Last week I shared an article by Mark Bittman from the New York Times called "101 Fast Recipes for Grilling". The article is available free online. It contains lots of simple ideas, both familiar and innovative flavor combinations, and enough variety to keep you stocked up with fresh recipes and fresh food all summer long.
I had some shrimp on hand and checked the 101 article for ideas. One recipe calls for dusting shrimp with Chili powder, and finish with cilantro and juice from grilled limes. This is a combination of flavors I've been making for years, and recommend it.
I took a pass on that recipe because it's so familiar to me. However, I was surprised at the next shrimp suggestion. It was SO simple, with SO few flavorings, I wondered if it would really have any character at all. Recipe #48 recommends:
Rub shrimp with olive oil, salt and cumin. Finish with juice from a grilled lemon, garnish with marjoram.
It seemed to me that for this recipe to be good, it needed more spice, pepper or garlic. I tried it, not expecting much.
It was a pleasant surprise. Because there were so few seasonings, the flavors seemed more concentrated. The grilled lemon almost had a hint of sweet/sour and was far less sharp than simple lemon juice. Fresh marjoram (or oregano) is not used all too frequently, so it's a refreshing change of pace.
The only tricky part is to determine how much cumin and herb to use. I'd say we used about a teaspoon of cumin for a pound of shrimp, then a little more than a tablespoon of fresh chopped oregano.
|Here's Something to Go with the Shrimp |
We've enjoyed a summery dish of fresh corn with red peppers for many years. We cut corn off the cob, sauté it with scallions and chopped red peppers, seasoned with cumin and garlic.

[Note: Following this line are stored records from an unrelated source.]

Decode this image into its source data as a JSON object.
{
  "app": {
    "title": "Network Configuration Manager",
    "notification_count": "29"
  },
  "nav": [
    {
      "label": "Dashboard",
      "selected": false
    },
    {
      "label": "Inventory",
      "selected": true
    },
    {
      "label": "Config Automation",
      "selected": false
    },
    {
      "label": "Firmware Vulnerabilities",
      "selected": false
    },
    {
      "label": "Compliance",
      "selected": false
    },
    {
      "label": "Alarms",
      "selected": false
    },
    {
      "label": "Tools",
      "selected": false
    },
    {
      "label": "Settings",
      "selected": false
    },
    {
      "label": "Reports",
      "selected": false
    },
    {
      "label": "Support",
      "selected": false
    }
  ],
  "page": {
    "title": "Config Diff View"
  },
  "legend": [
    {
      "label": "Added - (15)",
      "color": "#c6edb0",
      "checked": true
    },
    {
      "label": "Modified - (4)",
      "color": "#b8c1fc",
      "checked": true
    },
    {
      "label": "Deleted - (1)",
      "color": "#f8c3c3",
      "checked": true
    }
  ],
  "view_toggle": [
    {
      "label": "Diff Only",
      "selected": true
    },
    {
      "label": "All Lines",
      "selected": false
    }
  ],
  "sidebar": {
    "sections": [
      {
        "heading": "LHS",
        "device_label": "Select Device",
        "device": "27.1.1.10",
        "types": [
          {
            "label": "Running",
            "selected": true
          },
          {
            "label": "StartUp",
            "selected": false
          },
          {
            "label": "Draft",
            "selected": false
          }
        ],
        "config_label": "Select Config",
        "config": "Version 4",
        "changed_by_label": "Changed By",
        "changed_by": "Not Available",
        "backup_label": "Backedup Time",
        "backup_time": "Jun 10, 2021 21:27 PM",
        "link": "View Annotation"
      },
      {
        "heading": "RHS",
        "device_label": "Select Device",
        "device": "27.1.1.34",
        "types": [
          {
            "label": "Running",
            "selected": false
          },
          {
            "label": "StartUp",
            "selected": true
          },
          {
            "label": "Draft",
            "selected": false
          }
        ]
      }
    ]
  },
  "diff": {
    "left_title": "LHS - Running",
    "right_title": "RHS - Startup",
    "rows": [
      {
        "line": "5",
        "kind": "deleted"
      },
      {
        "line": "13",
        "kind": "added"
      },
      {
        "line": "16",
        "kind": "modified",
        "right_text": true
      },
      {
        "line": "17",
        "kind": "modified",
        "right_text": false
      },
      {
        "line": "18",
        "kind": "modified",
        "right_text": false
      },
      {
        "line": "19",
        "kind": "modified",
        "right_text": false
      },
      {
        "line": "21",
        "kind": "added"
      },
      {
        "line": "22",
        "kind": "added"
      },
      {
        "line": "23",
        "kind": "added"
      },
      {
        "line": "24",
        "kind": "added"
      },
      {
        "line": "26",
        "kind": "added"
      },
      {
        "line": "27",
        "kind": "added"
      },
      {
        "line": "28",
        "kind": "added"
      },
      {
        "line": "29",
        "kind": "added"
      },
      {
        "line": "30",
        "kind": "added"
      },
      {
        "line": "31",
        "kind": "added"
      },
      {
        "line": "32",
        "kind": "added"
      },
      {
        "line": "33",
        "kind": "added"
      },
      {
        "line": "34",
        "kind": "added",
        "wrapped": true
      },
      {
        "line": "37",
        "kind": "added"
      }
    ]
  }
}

Oddly, the southwestern-style flavorings for this dish were passed on to me in the cookbook Cuisine Rapide, by Pierre Franey, a classically trained French chef. In the 80's and 90's Franey published a weekly column in the New York Times called The 60 Minute Gourmet, which was a precursor to what Bittman writes today.
These two men share a lot of common ground. They believe that people should cook at home more often; they make home cooking more accessible and less intimidating than most people take it to be, and they strongly promote the use of simple fresh ingredients and a small number of flavorings to create a wonderful dish.
In his cookbook Franey calls for a slightly different proportion of ingredients than I recommend. Here's my version:
3 ears fresh corn, shucked, cut in half cross-wise, then cut kernels off lengthwise with a large knife
1 large red pepper, chopped
1/3 cup green onions, chopped
1 tablespoon olive oil
1 tablespoon butter
¼ teaspoon ground cumin
1 clove garlic, chopped
Salt and fresh ground pepper
----- Heat oil and butter in large skillet over medium-high heat
----- Add all ingredients to the pan and sauté about 3 minutes, until slightly softened.
Many people don't realize that corn is very widely grown throughout China. In fact, you'll see field upon field of corn, sometimes in proximity to enormous rice paddies. Something that really surprised me on a trip to the Sichuan province a few years ago, was to find virtually this same preparation of corn and peppers on the menu at a local restaurant. It's also included in the one truly authentic Sichuan cookbook, Land of Plenty, by Fuscia Dunlop. In the Sichuan version, the corn and peppers are simply cooked in peanut oil and seasoned with salt and pepper.